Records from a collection
|---|
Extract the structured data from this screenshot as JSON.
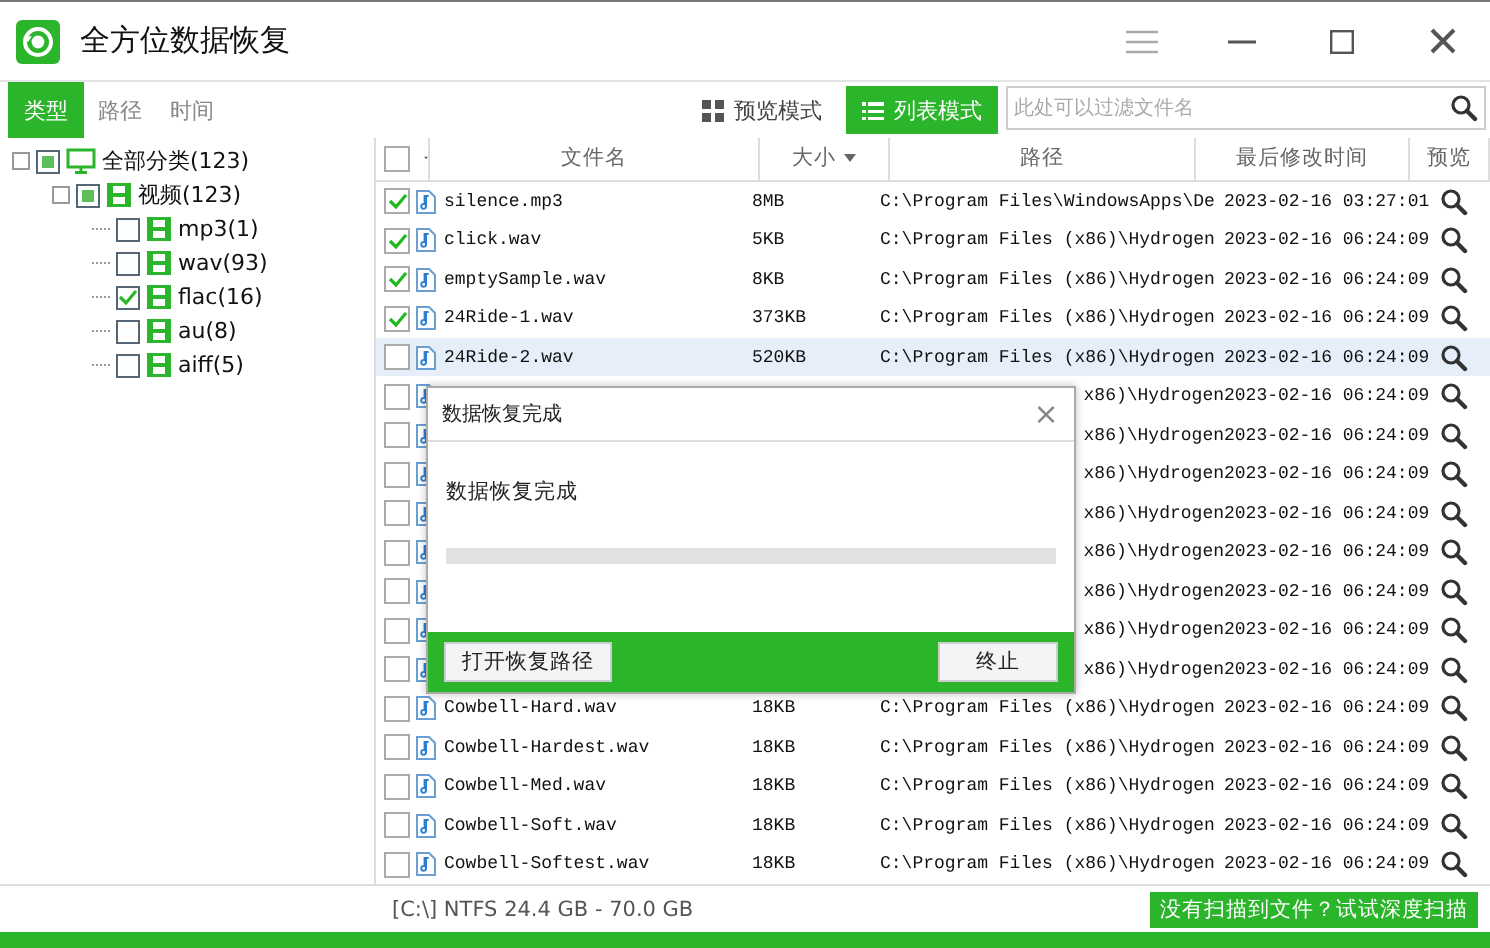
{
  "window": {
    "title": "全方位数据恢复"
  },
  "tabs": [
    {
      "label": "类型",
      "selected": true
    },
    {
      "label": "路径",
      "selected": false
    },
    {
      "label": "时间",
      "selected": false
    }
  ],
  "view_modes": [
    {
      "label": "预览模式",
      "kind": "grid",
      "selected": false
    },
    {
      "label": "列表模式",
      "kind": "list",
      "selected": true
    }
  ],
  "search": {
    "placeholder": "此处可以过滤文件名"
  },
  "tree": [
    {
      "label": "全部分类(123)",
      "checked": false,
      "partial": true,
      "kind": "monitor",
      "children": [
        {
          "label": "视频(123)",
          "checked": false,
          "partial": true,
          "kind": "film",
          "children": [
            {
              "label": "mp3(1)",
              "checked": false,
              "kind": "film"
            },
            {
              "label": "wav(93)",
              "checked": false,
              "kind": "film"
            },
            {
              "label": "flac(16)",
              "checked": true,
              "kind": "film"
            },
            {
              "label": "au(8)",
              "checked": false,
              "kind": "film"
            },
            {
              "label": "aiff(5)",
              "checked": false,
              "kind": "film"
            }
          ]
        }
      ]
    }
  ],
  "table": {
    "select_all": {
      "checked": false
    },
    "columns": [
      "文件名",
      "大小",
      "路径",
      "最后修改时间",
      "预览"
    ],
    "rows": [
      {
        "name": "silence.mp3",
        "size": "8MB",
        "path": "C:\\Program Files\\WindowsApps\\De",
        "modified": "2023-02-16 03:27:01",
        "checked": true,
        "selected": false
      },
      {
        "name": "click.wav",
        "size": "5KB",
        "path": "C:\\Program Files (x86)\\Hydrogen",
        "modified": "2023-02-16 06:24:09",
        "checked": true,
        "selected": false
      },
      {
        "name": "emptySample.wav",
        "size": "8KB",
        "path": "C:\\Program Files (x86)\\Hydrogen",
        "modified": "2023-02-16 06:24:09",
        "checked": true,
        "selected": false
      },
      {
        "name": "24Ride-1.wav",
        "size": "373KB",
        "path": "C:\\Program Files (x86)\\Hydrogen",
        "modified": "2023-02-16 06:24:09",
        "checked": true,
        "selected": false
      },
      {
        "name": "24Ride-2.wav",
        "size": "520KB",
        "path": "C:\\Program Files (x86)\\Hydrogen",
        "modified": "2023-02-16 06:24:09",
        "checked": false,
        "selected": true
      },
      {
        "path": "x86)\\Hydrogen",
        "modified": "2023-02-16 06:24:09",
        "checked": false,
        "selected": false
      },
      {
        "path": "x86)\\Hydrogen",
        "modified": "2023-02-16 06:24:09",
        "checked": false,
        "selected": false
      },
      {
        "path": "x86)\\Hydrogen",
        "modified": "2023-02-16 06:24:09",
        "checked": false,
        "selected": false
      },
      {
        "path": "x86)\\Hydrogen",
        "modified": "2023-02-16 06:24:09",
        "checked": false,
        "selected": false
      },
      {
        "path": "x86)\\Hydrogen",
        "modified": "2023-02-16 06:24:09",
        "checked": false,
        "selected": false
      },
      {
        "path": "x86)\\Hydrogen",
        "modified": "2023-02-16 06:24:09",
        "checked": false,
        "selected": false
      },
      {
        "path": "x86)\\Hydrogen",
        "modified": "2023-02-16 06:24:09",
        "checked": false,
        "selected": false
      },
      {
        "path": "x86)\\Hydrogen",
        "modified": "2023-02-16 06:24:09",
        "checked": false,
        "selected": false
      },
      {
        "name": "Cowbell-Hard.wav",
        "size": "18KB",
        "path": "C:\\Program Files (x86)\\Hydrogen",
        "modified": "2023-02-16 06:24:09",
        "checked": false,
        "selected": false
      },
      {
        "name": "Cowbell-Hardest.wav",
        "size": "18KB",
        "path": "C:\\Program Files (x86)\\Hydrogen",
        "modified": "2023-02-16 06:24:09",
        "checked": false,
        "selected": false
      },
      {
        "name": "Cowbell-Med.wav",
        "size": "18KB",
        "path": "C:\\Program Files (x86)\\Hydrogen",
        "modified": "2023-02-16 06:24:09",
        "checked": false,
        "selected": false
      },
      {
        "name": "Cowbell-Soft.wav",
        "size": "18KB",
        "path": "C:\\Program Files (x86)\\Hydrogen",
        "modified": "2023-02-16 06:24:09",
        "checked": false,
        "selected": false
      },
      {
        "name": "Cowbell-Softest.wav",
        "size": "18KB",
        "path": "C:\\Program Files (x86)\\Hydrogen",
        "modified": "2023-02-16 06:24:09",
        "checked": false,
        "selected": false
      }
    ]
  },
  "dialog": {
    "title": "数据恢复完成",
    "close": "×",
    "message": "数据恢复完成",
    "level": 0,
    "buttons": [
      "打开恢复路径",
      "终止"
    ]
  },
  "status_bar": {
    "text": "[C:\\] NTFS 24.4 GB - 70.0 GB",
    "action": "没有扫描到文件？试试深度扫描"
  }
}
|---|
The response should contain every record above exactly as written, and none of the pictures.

■ Answer space
Extract the structured data from this screenshot as JSON.
{
  "window": {
    "title": "全方位数据恢复"
  },
  "tabs": [
    {
      "label": "类型",
      "selected": true
    },
    {
      "label": "路径",
      "selected": false
    },
    {
      "label": "时间",
      "selected": false
    }
  ],
  "view_modes": [
    {
      "label": "预览模式",
      "kind": "grid",
      "selected": false
    },
    {
      "label": "列表模式",
      "kind": "list",
      "selected": true
    }
  ],
  "search": {
    "placeholder": "此处可以过滤文件名"
  },
  "tree": [
    {
      "label": "全部分类(123)",
      "checked": false,
      "partial": true,
      "kind": "monitor",
      "children": [
        {
          "label": "视频(123)",
          "checked": false,
          "partial": true,
          "kind": "film",
          "children": [
            {
              "label": "mp3(1)",
              "checked": false,
              "kind": "film"
            },
            {
              "label": "wav(93)",
              "checked": false,
              "kind": "film"
            },
            {
              "label": "flac(16)",
              "checked": true,
              "kind": "film"
            },
            {
              "label": "au(8)",
              "checked": false,
              "kind": "film"
            },
            {
              "label": "aiff(5)",
              "checked": false,
              "kind": "film"
            }
          ]
        }
      ]
    }
  ],
  "table": {
    "select_all": {
      "checked": false
    },
    "columns": [
      "文件名",
      "大小",
      "路径",
      "最后修改时间",
      "预览"
    ],
    "rows": [
      {
        "name": "silence.mp3",
        "size": "8MB",
        "path": "C:\\Program Files\\WindowsApps\\De",
        "modified": "2023-02-16 03:27:01",
        "checked": true,
        "selected": false
      },
      {
        "name": "click.wav",
        "size": "5KB",
        "path": "C:\\Program Files (x86)\\Hydrogen",
        "modified": "2023-02-16 06:24:09",
        "checked": true,
        "selected": false
      },
      {
        "name": "emptySample.wav",
        "size": "8KB",
        "path": "C:\\Program Files (x86)\\Hydrogen",
        "modified": "2023-02-16 06:24:09",
        "checked": true,
        "selected": false
      },
      {
        "name": "24Ride-1.wav",
        "size": "373KB",
        "path": "C:\\Program Files (x86)\\Hydrogen",
        "modified": "2023-02-16 06:24:09",
        "checked": true,
        "selected": false
      },
      {
        "name": "24Ride-2.wav",
        "size": "520KB",
        "path": "C:\\Program Files (x86)\\Hydrogen",
        "modified": "2023-02-16 06:24:09",
        "checked": false,
        "selected": true
      },
      {
        "path": "x86)\\Hydrogen",
        "modified": "2023-02-16 06:24:09",
        "checked": false,
        "selected": false
      },
      {
        "path": "x86)\\Hydrogen",
        "modified": "2023-02-16 06:24:09",
        "checked": false,
        "selected": false
      },
      {
        "path": "x86)\\Hydrogen",
        "modified": "2023-02-16 06:24:09",
        "checked": false,
        "selected": false
      },
      {
        "path": "x86)\\Hydrogen",
        "modified": "2023-02-16 06:24:09",
        "checked": false,
        "selected": false
      },
      {
        "path": "x86)\\Hydrogen",
        "modified": "2023-02-16 06:24:09",
        "checked": false,
        "selected": false
      },
      {
        "path": "x86)\\Hydrogen",
        "modified": "2023-02-16 06:24:09",
        "checked": false,
        "selected": false
      },
      {
        "path": "x86)\\Hydrogen",
        "modified": "2023-02-16 06:24:09",
        "checked": false,
        "selected": false
      },
      {
        "path": "x86)\\Hydrogen",
        "modified": "2023-02-16 06:24:09",
        "checked": false,
        "selected": false
      },
      {
        "name": "Cowbell-Hard.wav",
        "size": "18KB",
        "path": "C:\\Program Files (x86)\\Hydrogen",
        "modified": "2023-02-16 06:24:09",
        "checked": false,
        "selected": false
      },
      {
        "name": "Cowbell-Hardest.wav",
        "size": "18KB",
        "path": "C:\\Program Files (x86)\\Hydrogen",
        "modified": "2023-02-16 06:24:09",
        "checked": false,
        "selected": false
      },
      {
        "name": "Cowbell-Med.wav",
        "size": "18KB",
        "path": "C:\\Program Files (x86)\\Hydrogen",
        "modified": "2023-02-16 06:24:09",
        "checked": false,
        "selected": false
      },
      {
        "name": "Cowbell-Soft.wav",
        "size": "18KB",
        "path": "C:\\Program Files (x86)\\Hydrogen",
        "modified": "2023-02-16 06:24:09",
        "checked": false,
        "selected": false
      },
      {
        "name": "Cowbell-Softest.wav",
        "size": "18KB",
        "path": "C:\\Program Files (x86)\\Hydrogen",
        "modified": "2023-02-16 06:24:09",
        "checked": false,
        "selected": false
      }
    ]
  },
  "dialog": {
    "title": "数据恢复完成",
    "close": "×",
    "message": "数据恢复完成",
    "level": 0,
    "buttons": [
      "打开恢复路径",
      "终止"
    ]
  },
  "status_bar": {
    "text": "[C:\\] NTFS 24.4 GB - 70.0 GB",
    "action": "没有扫描到文件？试试深度扫描"
  }
}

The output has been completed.